Already the incumbent video and WiFi technology supplier at Orange after a deal extension a couple of years ago, French vendor SoftAtHome has been given the nod by another household name, O2. However, despite its expanded deal with O2 Czech Republic being a significant one, it’s worth noting that O2 Czech Republic is not owned by telco behemoth Telefonica –extinguishing any assertions that O2 Czech Republic could represent a testbed for a much wider deployment.
O2 Czech Republic has in fact been running SoftAtHome’s WiFi’ON software in its Smart Booster since April, devices which the vendor says are bespoke WiFi extenders designed together with O2 Czech Republic and Korean hardware partner Kaon. SoftAtHome deployed a home gateway with O2 Czech Republic back in 2017, providing smart WiFi on a Kaon-made box running on the end of VDSL3 or V-Plus line at around 360 Mbps.
It could be said then that the SoftAtHome-O2 partnership has been a slow burner, taking two years to develop and deploy extenders. Although playing devil’s advocate we’d suggest something as critical as a comprehensive WiFi strategy, itself forming the foundations for broader ambitious smart home projects at operators, should not be rushed.
The Smart Booster comes kitted out with an integrated mesh function meaning multiple O2 Smart Boosters can mesh together creating a blanket of WiFi coverage ideal for large homes or businesses, costing a competitive $2.14 a month.
O2’s Smart Box smartphone app comes with a futuristic-sounding feature for spotting the optimum location for a Smart Booster within a property by using augmented reality. Really the AR is just providing a visual overlay for the app’s core signal strength indicator which some reviewers might see as an annoying gimmick, but we can’t wait to get a demo nonetheless, although notorious tradeshow WiFi might hinder the experience somewhat.

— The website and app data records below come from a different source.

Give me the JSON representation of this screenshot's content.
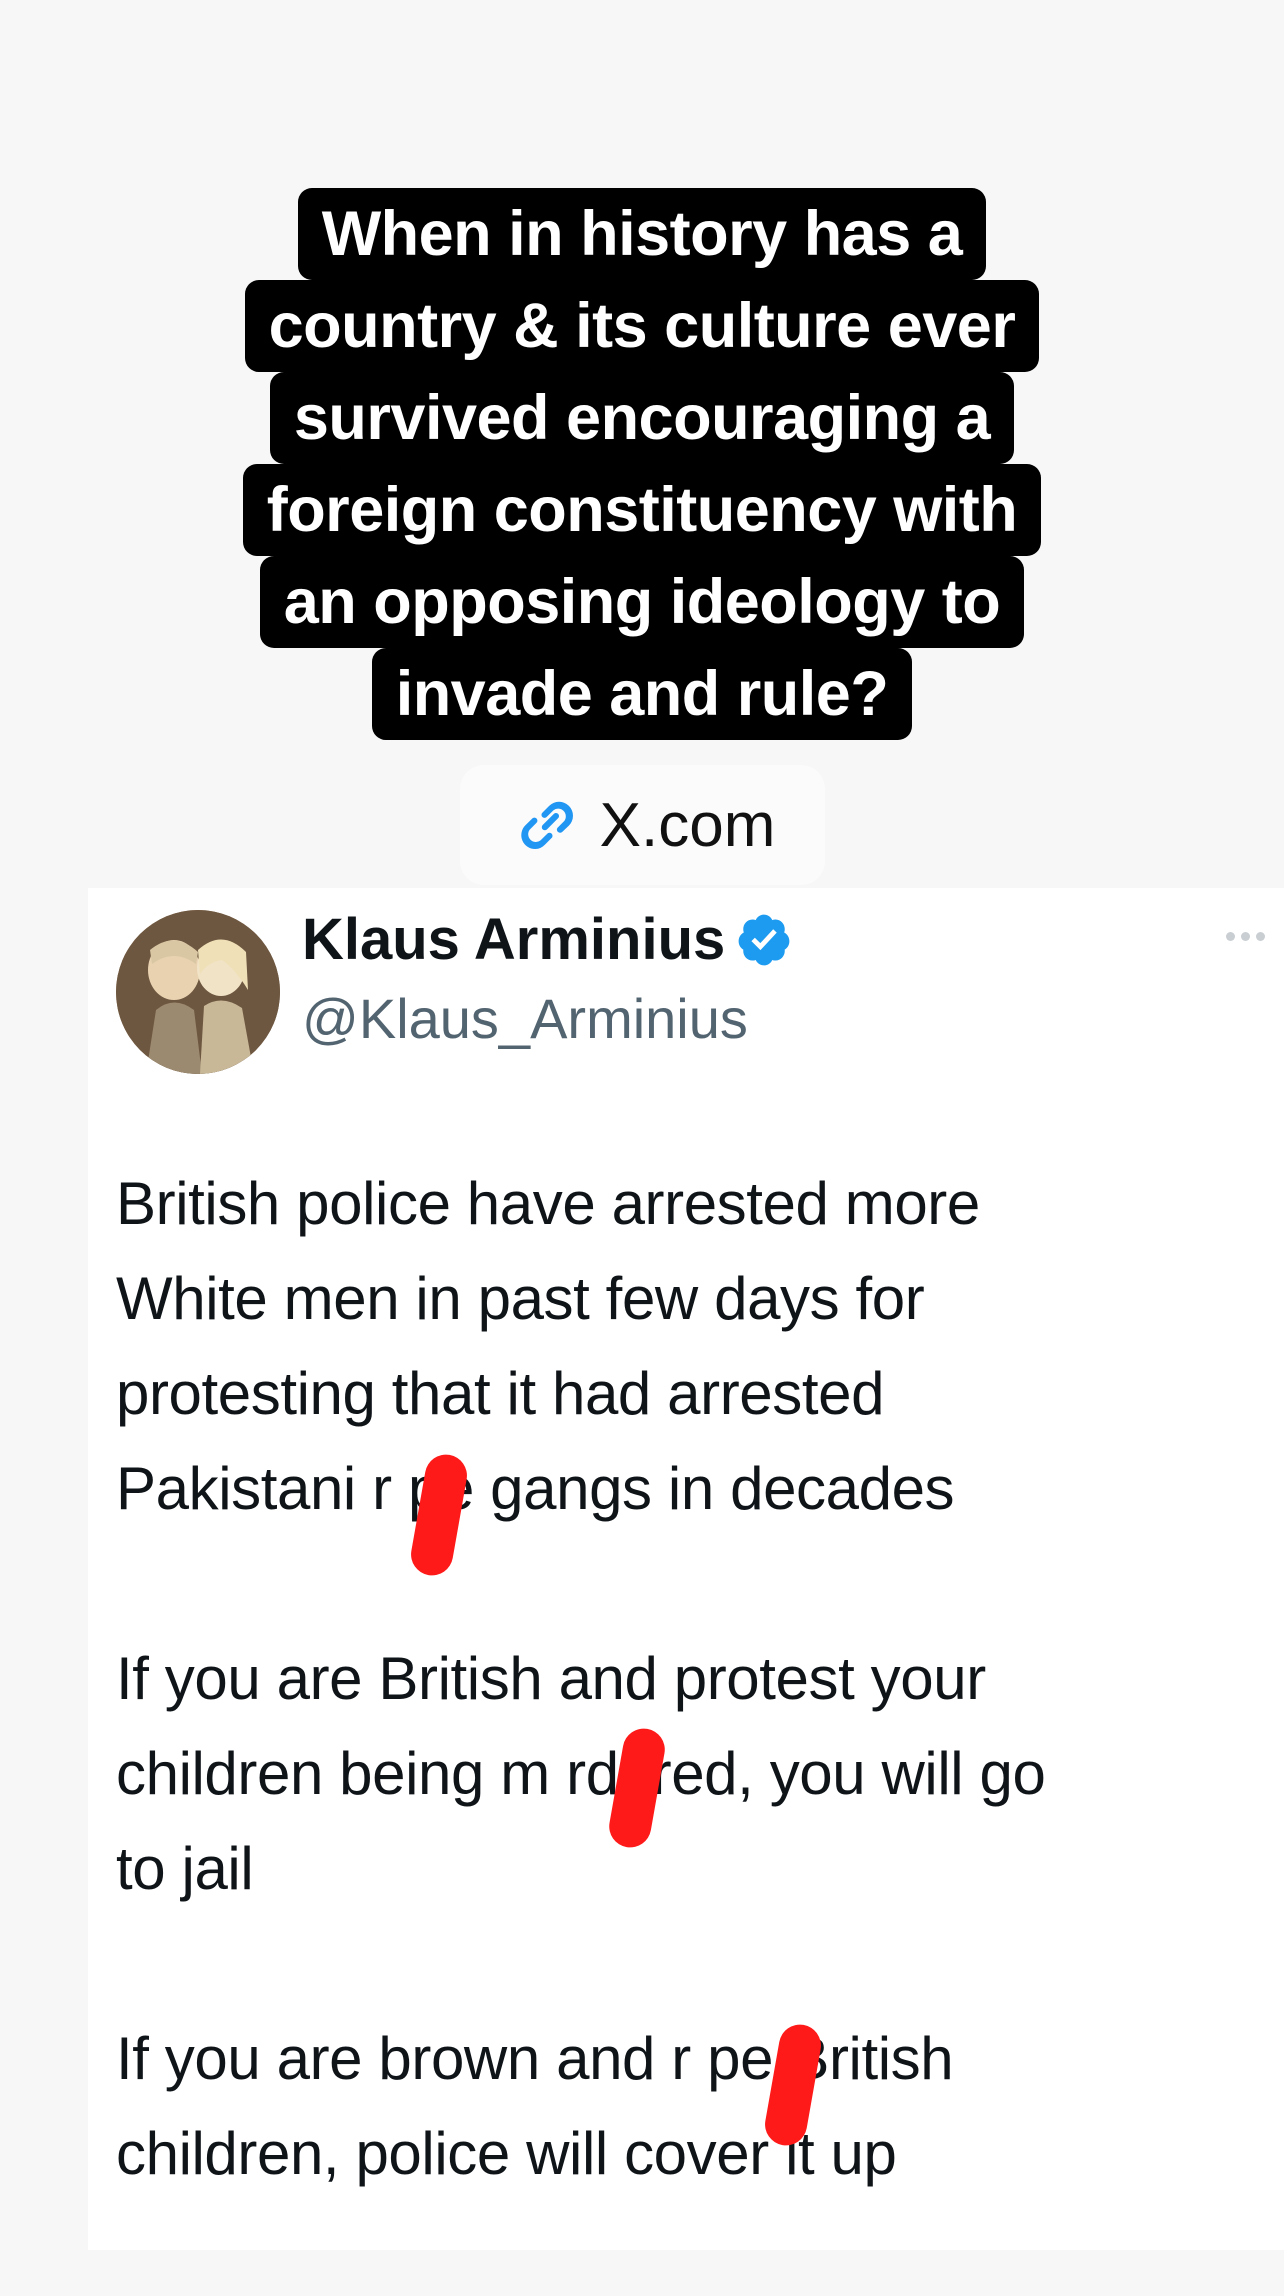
{
  "caption": {
    "lines": [
      "When in history has a",
      "country & its culture ever",
      "survived encouraging a",
      "foreign constituency with",
      "an opposing ideology to",
      "invade and rule?"
    ]
  },
  "link_chip": {
    "icon": "link-icon",
    "label": "X.com"
  },
  "tweet": {
    "author_name": "Klaus Arminius",
    "author_handle": "@Klaus_Arminius",
    "verified": true,
    "more_icon": "more-dots-icon",
    "paragraphs": [
      "British police have arrested more\nWhite men in past few days for\nprotesting that it had arrested\nPakistani r pe gangs in decades",
      "If you are British and protest your\nchildren being m rdered, you will go\nto jail",
      "If you are brown and r pe British\nchildren, police will cover it up"
    ]
  },
  "colors": {
    "caption_bg": "#000000",
    "caption_text": "#ffffff",
    "verified_blue": "#1d9bf0",
    "handle_gray": "#536471",
    "redaction_red": "#ff1a1a"
  }
}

Although unconnected, as O2 Czech Republic is owned by PPF and simply licenses the O2 branding from Telefonica, it’s worth dropping in some extra information which shows that Telefonica runs ASSIA CloudCheck management software – a cloud-based management tool for WiFi which reaches right down into how it is performing on remote customer premises.
SoftAtHome told us the Smart Booster runs a Broadcom chipset for the main SoC and for WiFi too, differing from its Orange deployment which uses Quantenna WiFi silicon.
So, it transpires O2 Czech Republic actually rolled out the SoftAtHome-powered Smart Boosters around the same time Danish telco TDC deployed a home gateway running software from the French vendor – combining two bonded VDSL lines, high quality TV and uninterrupted communications with 4×4 WiFi. April was a good month for SoftAtHome; the next year could be even better.